“In the late 1980s, most people in our industry were using what I would call canned software, a prewritten package, and probably spent $25,000 a year on software and systems We did our own systems and spent 10 times that much, but the reason we did it was for customer response,” says Shear.

Faster response to customers, that is. The in-house capability to create software that could be tailored for each individual customer’s need was a key factor in Genco’s growth.

“If a customer needed something, we didn’t say ‘We’ve got this canned package. We’ve got to go back to the developer, see if they can make a change. Maybe they can do it in six months,'” says Shear. “We could say, ‘Yes, we can do that for you next week, or two weeks from now we can have that in and working.’ By having that orientation over time, it led to a lot of new opportunities. That really helped propel the company in the ’90s.”

And, says Shear, technology will be a key driver in the logistics industry and critical to Genco’s future.

“In our industry, technology is really important, and companies are differentiating themselves with their technology and their ability to integrate. So if we don’t stay technology-savvy, we’re not going to do well in the future,” says Shear.

Customer and employee care

While Genco is a business that rides on its technology, it thrives on its relationships with its clients, says Shear. Maintaining a close relationship with customers is critical enough to engage even those at the top level in direct contact with Genco’s customers.

Senior managers each have responsibility for contacting a half-dozen or so customers each month to gauge their attitudes toward Genco’s service and uncover ways to better serve their needs.

“It does two things,” Shear says. “One, it gives us proactive feedback on how we’re doing and what we need to do better with that customer, but it also keeps our senior managers in touch with our customers.”

Genco’s employees are surveyed each month to find out how well the company is living up to its commitment to a corporate mission that emphasizes continuous improvement and delivering value to customers, employees and shareholders.

Staying on top of technology, keeping employees motivated and meeting the needs of customers aren’t optional, says Shear.
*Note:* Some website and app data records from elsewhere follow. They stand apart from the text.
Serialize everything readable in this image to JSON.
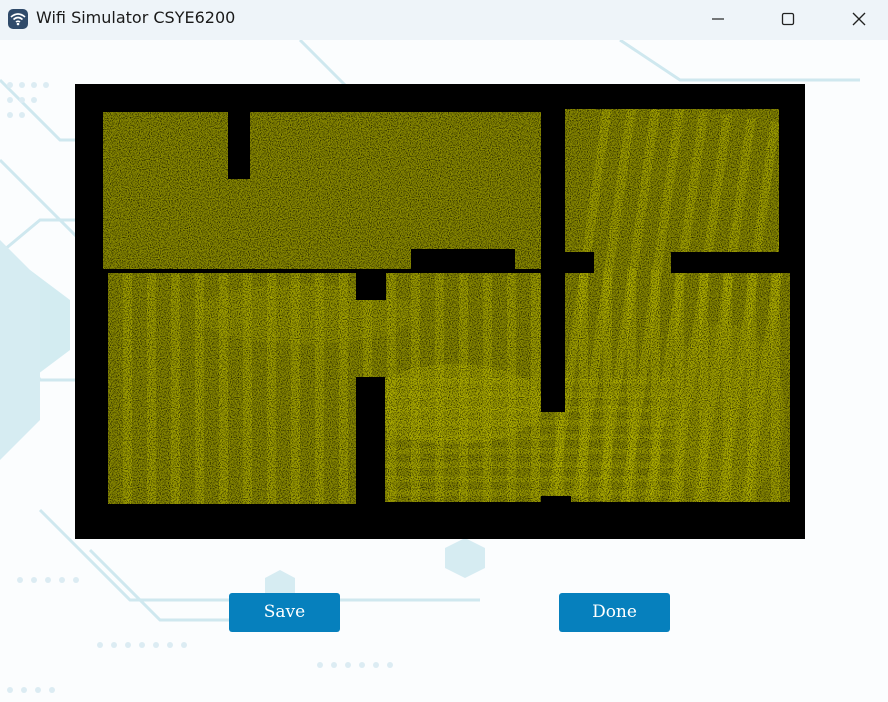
{
  "window": {
    "title": "Wifi Simulator CSYE6200",
    "app_icon": "wifi-icon",
    "controls": [
      "minimize-icon",
      "maximize-icon",
      "close-icon"
    ]
  },
  "heatmap": {
    "signal_color": "#8a8a00",
    "wall_color": "#000000"
  },
  "actions": {
    "save_label": "Save",
    "done_label": "Done"
  },
  "colors": {
    "titlebar": "#eef4f9",
    "button": "#0680bd",
    "button_text": "#ffffff"
  }
}
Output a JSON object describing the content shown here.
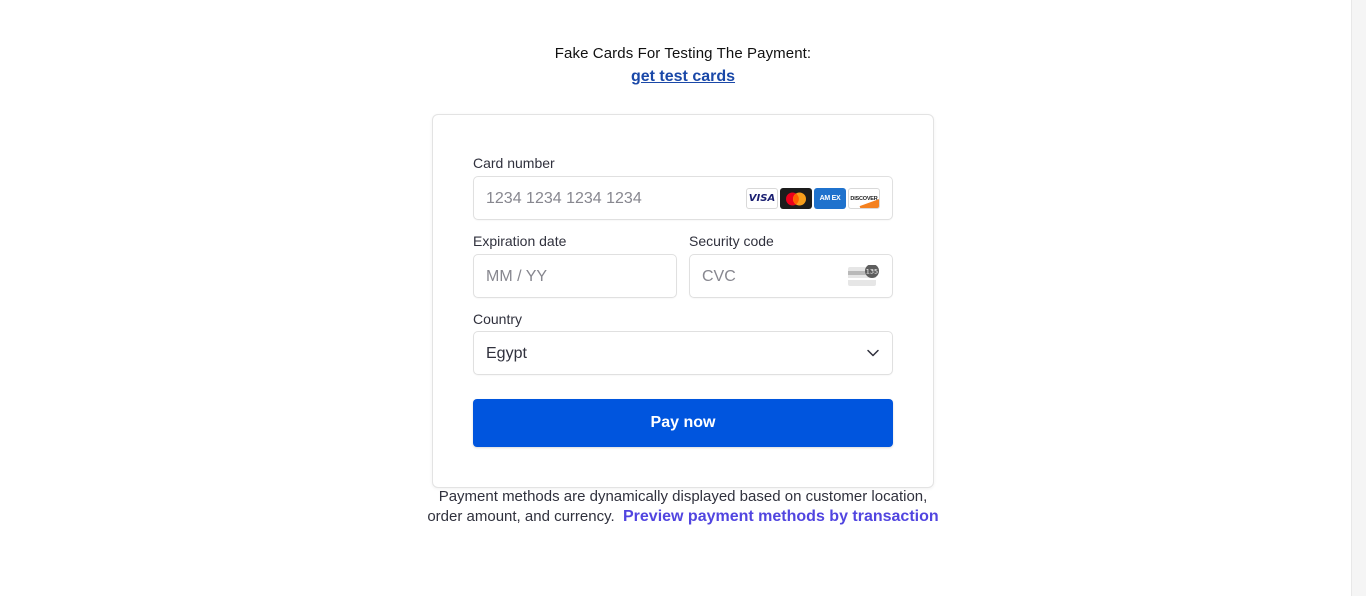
{
  "header": {
    "title": "Fake Cards For Testing The Payment:",
    "link_label": "get test cards"
  },
  "form": {
    "card_number": {
      "label": "Card number",
      "placeholder": "1234 1234 1234 1234",
      "brands": [
        {
          "name": "visa",
          "text": "VISA"
        },
        {
          "name": "mastercard",
          "text": ""
        },
        {
          "name": "amex",
          "text": "AM EX"
        },
        {
          "name": "discover",
          "text": "DISCOVER"
        }
      ]
    },
    "expiration": {
      "label": "Expiration date",
      "placeholder": "MM / YY"
    },
    "security": {
      "label": "Security code",
      "placeholder": "CVC",
      "icon_badge": "135"
    },
    "country": {
      "label": "Country",
      "value": "Egypt"
    },
    "pay_button": "Pay now"
  },
  "footer": {
    "text": "Payment methods are dynamically displayed based on customer location, order amount, and currency.",
    "link_label": "Preview payment methods by transaction"
  },
  "colors": {
    "accent": "#0055de",
    "link": "#1a48a8",
    "footer_link": "#5145e0"
  }
}
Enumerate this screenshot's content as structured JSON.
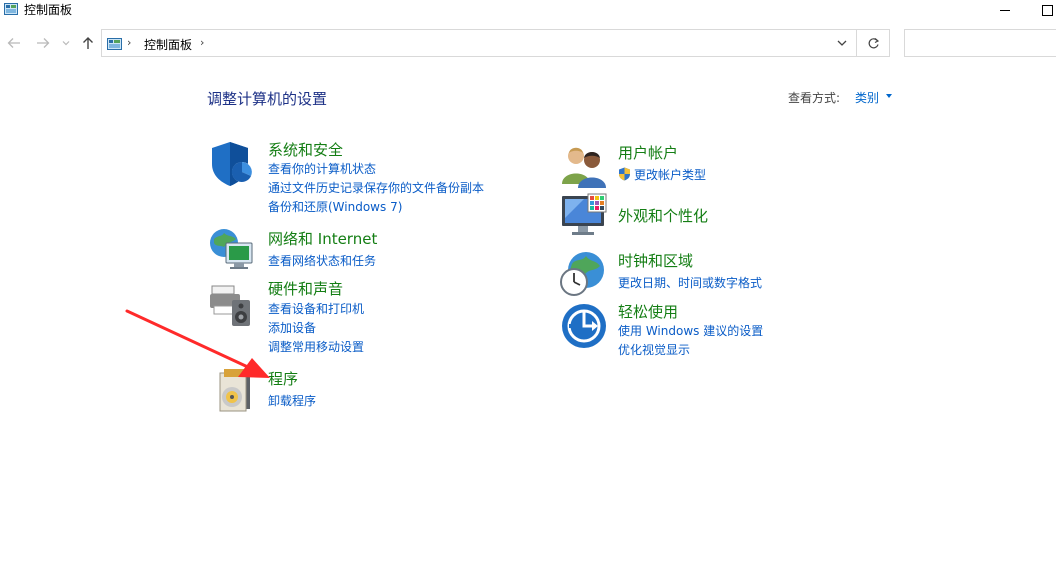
{
  "window": {
    "title": "控制面板"
  },
  "address": {
    "separator": "›",
    "path": "控制面板",
    "trail_separator": "›",
    "search_placeholder": ""
  },
  "header": {
    "title": "调整计算机的设置",
    "view_label": "查看方式:",
    "view_value": "类别"
  },
  "categories_left": [
    {
      "title": "系统和安全",
      "links": [
        "查看你的计算机状态",
        "通过文件历史记录保存你的文件备份副本",
        "备份和还原(Windows 7)"
      ]
    },
    {
      "title": "网络和 Internet",
      "links": [
        "查看网络状态和任务"
      ]
    },
    {
      "title": "硬件和声音",
      "links": [
        "查看设备和打印机",
        "添加设备",
        "调整常用移动设置"
      ]
    },
    {
      "title": "程序",
      "links": [
        "卸载程序"
      ]
    }
  ],
  "categories_right": [
    {
      "title": "用户帐户",
      "links": [
        "更改帐户类型"
      ]
    },
    {
      "title": "外观和个性化",
      "links": []
    },
    {
      "title": "时钟和区域",
      "links": [
        "更改日期、时间或数字格式"
      ]
    },
    {
      "title": "轻松使用",
      "links": [
        "使用 Windows 建议的设置",
        "优化视觉显示"
      ]
    }
  ],
  "colors": {
    "category_title": "#147e14",
    "link": "#0a5cc7",
    "heading": "#1e3287",
    "annotation_arrow": "#ff2a2a"
  },
  "icons": {
    "title": "control-panel-icon",
    "system_security": "shield-icon",
    "network": "globe-network-icon",
    "hardware": "printer-speaker-icon",
    "programs": "programs-disc-icon",
    "user_accounts": "users-icon",
    "appearance": "monitor-palette-icon",
    "clock": "clock-globe-icon",
    "ease": "ease-of-access-icon",
    "uac": "uac-shield-icon"
  }
}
They’re mandatory.

“Maintaining the status quo just doesn’t cut it in today’s business environment,” says Shear. “Everybody is thinking how we can do this better, not just maintain it.” How to reach: Genco,